There were times this past season when it looked like the Florida Panthers couldn’t stop a beach ball.
The Panthers could score, but they missed the playoffs for the third consecutive year because they had the second-worst save percentage in the NHL.
On Tuesday afternoon, the Panthers introduced four free agents who are expected to help on defense, including two forwards.
Three of the signees are rated among NHL Network’s top 20 free agents in the league this year: ex-Columbus Blue Jackets goalie Sergei Bobrovsky (ranked second), former Washington Capitals winger Brett Connolly (No. 14), and ex-Tampa Bay Lightning defenseman Anton Stralman (No. 16).
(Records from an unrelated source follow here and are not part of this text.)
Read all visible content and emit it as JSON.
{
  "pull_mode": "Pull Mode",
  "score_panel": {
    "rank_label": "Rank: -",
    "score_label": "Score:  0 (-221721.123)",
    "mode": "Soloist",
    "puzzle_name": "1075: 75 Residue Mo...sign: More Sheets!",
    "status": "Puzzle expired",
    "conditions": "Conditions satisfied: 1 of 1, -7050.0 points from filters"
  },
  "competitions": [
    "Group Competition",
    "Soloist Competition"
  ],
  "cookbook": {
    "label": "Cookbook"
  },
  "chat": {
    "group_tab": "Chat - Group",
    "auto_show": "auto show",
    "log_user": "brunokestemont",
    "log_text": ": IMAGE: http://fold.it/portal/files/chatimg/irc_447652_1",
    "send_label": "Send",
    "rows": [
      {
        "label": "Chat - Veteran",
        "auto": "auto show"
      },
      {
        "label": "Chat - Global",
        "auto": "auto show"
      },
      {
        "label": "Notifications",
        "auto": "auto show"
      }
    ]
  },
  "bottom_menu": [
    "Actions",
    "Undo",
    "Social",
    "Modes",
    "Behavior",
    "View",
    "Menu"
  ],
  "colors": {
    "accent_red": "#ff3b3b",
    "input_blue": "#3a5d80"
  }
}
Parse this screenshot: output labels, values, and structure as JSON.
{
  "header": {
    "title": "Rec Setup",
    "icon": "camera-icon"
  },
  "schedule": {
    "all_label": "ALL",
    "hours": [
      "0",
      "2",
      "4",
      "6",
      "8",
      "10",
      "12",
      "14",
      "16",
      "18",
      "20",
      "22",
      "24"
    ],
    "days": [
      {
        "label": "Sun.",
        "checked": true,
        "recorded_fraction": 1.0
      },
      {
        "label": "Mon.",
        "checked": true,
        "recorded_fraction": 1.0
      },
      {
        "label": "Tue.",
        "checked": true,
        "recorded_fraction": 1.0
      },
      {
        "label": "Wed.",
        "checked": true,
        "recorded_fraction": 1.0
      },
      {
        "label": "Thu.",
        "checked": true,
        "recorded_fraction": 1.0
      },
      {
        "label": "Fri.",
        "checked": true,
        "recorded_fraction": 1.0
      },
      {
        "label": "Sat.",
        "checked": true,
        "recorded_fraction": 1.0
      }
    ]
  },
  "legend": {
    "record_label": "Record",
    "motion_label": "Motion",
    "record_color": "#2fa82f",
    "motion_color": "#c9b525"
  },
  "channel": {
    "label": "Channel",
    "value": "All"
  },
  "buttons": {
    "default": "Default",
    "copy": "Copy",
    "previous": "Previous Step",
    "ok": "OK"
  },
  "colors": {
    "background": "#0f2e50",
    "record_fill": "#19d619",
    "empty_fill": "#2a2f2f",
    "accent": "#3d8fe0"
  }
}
The Panthers also signed Noel Acciari, a defensive-minded winger who is likely to anchor Florida’s fourth line after helping the Boston Bruins reach the 2019 Stanley Cup Final.
But Bobrovsky was the big-ticket signing as he was given a seven-year, $70-million contract.
“I think it’s his athleticism,” Connolly said when asked what makes Bobrovsky special. “He’s super quick.
“He also really takes care of himself. That’s known around the league about him — that he prepares like none other. He’s always been a tough goalie to score on. He’s a true pro and super-talented.”
Had the Panthers sported even league-average goaltending this past season, they likely would’ve made the playoffs.
Instead, Roberto Luongo had a 3.12 goals-against average and then retired at age 40, and James Reimer (3.09 GAA) was traded.
Luongo, a sure Hall of Famer, won 35 games in 2015-2016 but had 18 victories or fewer in each of the past three years as injuries took a toll.
Reimer, 31, also backtracked the past two years.
“To me, Bob is a top-three goaltender in the league,” Panthers broadcaster Steve Goldstein said. “He can steal — as we saw against Tampa — an entire series.”
Goldstein referenced Columbus’ first-round playoff sweep of Tampa Bay this past April. The Lightning had tied an NHL record with 62 regular-season wins, yet Bobrovsky shut down that team, allowing only eight goals in four games.
“Bob doesn’t say anything,” Columbus coach John Tortorella told reporters during that series. “He just goes about his business.”
Bobrovsky, who turns 31 in September, was never drafted, likely because of the difficulty at the time in getting players to the NHL from Russia.
He was signed by the Philadelphia Flyers, but after being traded for a second-round pick and two fourths, Bobrovsky flourished in Columbus, where he twice won the Vezina Trophy as the NHL’s top goalie.
Now, he’s in South Florida, which he targeted for what could be the final stage of his career.
“It wasn’t a hard decision for me,” Bobrovsky said. “I decided last week. With the bright future this team has, a great coach [Joel Quenneville], great management, and a talented group of [players], I’m excited to be here. I think we can make something special here.”
Look for Bobrovsky to get about 65 starts this season, with the remaining 17 going to rookie Sam Montembeault. Bobrovsky has played more than 60 games in each of the past three years, posting a sterling 115-63-12 record during that span.
No other NHL goalie has won as many games as Bob during that time frame.
This past season, he went 37-24-1 with a league-best nine shutouts as well as a .913 save percentage and a 2.58 goals-against average.
But the Panthers’ hopes for improved defense go beyond Bobrovsky. Some of it will hinge on the new defensive system brought in by Quenneville, who has won three Stanley Cup titles and gives the franchise added credibility.
In addition, Stralman, Connolly, and Acciari will all play their defensive roles.
“I think it’s amazing the Panthers were able to fill the holes they had,” Goldstein said when asked about the free agents who were added. “They needed a goaltender. They needed more bite and grit, and Acciari solves that — he was great during Boston’s run to the Stanley Cup Final. They needed a little more size and scoring on the wing, and Connolly fills that. Connolly also works the boards and gets back defensively.
“And Stralman may be the unsung one in all of this because he’s a real pro, and he will help stabilize things defensively.
“I expect the defense to be improved for all those reasons.”